▸ Work instructions:
A word-for-word copy of the data, with no images, is the required answer.

▸ Supplied material:
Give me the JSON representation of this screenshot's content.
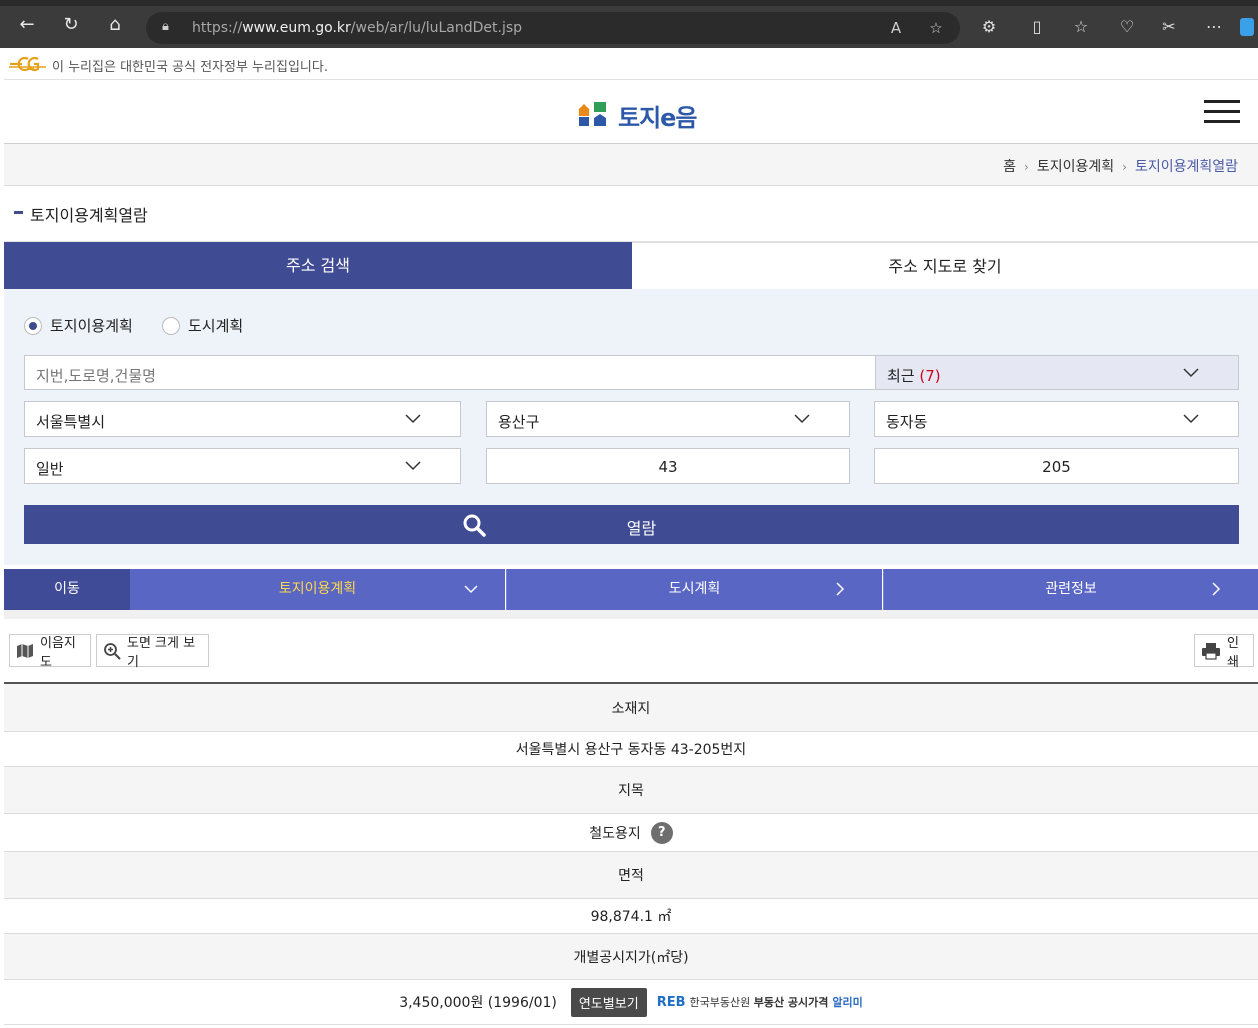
{
  "browser": {
    "url_prefix": "https://",
    "url_domain": "www.eum.go.kr",
    "url_path": "/web/ar/lu/luLandDet.jsp"
  },
  "gov_banner": "이 누리집은 대한민국 공식 전자정부 누리집입니다.",
  "logo_text": "토지e음",
  "breadcrumb": {
    "home": "홈",
    "level1": "토지이용계획",
    "current": "토지이용계획열람"
  },
  "page_title": "토지이용계획열람",
  "search_tabs": [
    "주소 검색",
    "주소 지도로 찾기"
  ],
  "radios": [
    "토지이용계획",
    "도시계획"
  ],
  "search": {
    "placeholder": "지번,도로명,건물명",
    "recent_label": "최근",
    "recent_count": "(7)",
    "sido": "서울특별시",
    "sigungu": "용산구",
    "dong": "동자동",
    "san": "일반",
    "bonbun": "43",
    "bubun": "205",
    "view_button": "열람"
  },
  "menu": {
    "label": "이동",
    "tabs": [
      "토지이용계획",
      "도시계획",
      "관련정보"
    ]
  },
  "tools": {
    "map": "이음지도",
    "zoom": "도면 크게 보기",
    "print": "인쇄"
  },
  "info": {
    "location_head": "소재지",
    "location": "서울특별시 용산구 동자동 43-205번지",
    "jimok_head": "지목",
    "jimok": "철도용지",
    "help": "?",
    "area_head": "면적",
    "area": "98,874.1 ㎡",
    "price_head": "개별공시지가(㎡당)",
    "price": "3,450,000원 (1996/01)",
    "year_button": "연도별보기",
    "reb_logo": "REB",
    "reb_org": "한국부동산원",
    "reb_service": "부동산 공시가격",
    "reb_alimi": "알리미"
  },
  "colors": {
    "primary": "#3f4b93",
    "menu": "#5a66c4",
    "selected_menu_text": "#ffd84a",
    "search_bg": "#eef3fa",
    "recent_count": "#d0021b"
  }
}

▸ Task result:
Give me the JSON representation of this screenshot's content.
{
  "browser": {
    "url_prefix": "https://",
    "url_domain": "www.eum.go.kr",
    "url_path": "/web/ar/lu/luLandDet.jsp"
  },
  "gov_banner": "이 누리집은 대한민국 공식 전자정부 누리집입니다.",
  "logo_text": "토지e음",
  "breadcrumb": {
    "home": "홈",
    "level1": "토지이용계획",
    "current": "토지이용계획열람"
  },
  "page_title": "토지이용계획열람",
  "search_tabs": [
    "주소 검색",
    "주소 지도로 찾기"
  ],
  "radios": [
    "토지이용계획",
    "도시계획"
  ],
  "search": {
    "placeholder": "지번,도로명,건물명",
    "recent_label": "최근",
    "recent_count": "(7)",
    "sido": "서울특별시",
    "sigungu": "용산구",
    "dong": "동자동",
    "san": "일반",
    "bonbun": "43",
    "bubun": "205",
    "view_button": "열람"
  },
  "menu": {
    "label": "이동",
    "tabs": [
      "토지이용계획",
      "도시계획",
      "관련정보"
    ]
  },
  "tools": {
    "map": "이음지도",
    "zoom": "도면 크게 보기",
    "print": "인쇄"
  },
  "info": {
    "location_head": "소재지",
    "location": "서울특별시 용산구 동자동 43-205번지",
    "jimok_head": "지목",
    "jimok": "철도용지",
    "help": "?",
    "area_head": "면적",
    "area": "98,874.1 ㎡",
    "price_head": "개별공시지가(㎡당)",
    "price": "3,450,000원 (1996/01)",
    "year_button": "연도별보기",
    "reb_logo": "REB",
    "reb_org": "한국부동산원",
    "reb_service": "부동산 공시가격",
    "reb_alimi": "알리미"
  },
  "colors": {
    "primary": "#3f4b93",
    "menu": "#5a66c4",
    "selected_menu_text": "#ffd84a",
    "search_bg": "#eef3fa",
    "recent_count": "#d0021b"
  }
}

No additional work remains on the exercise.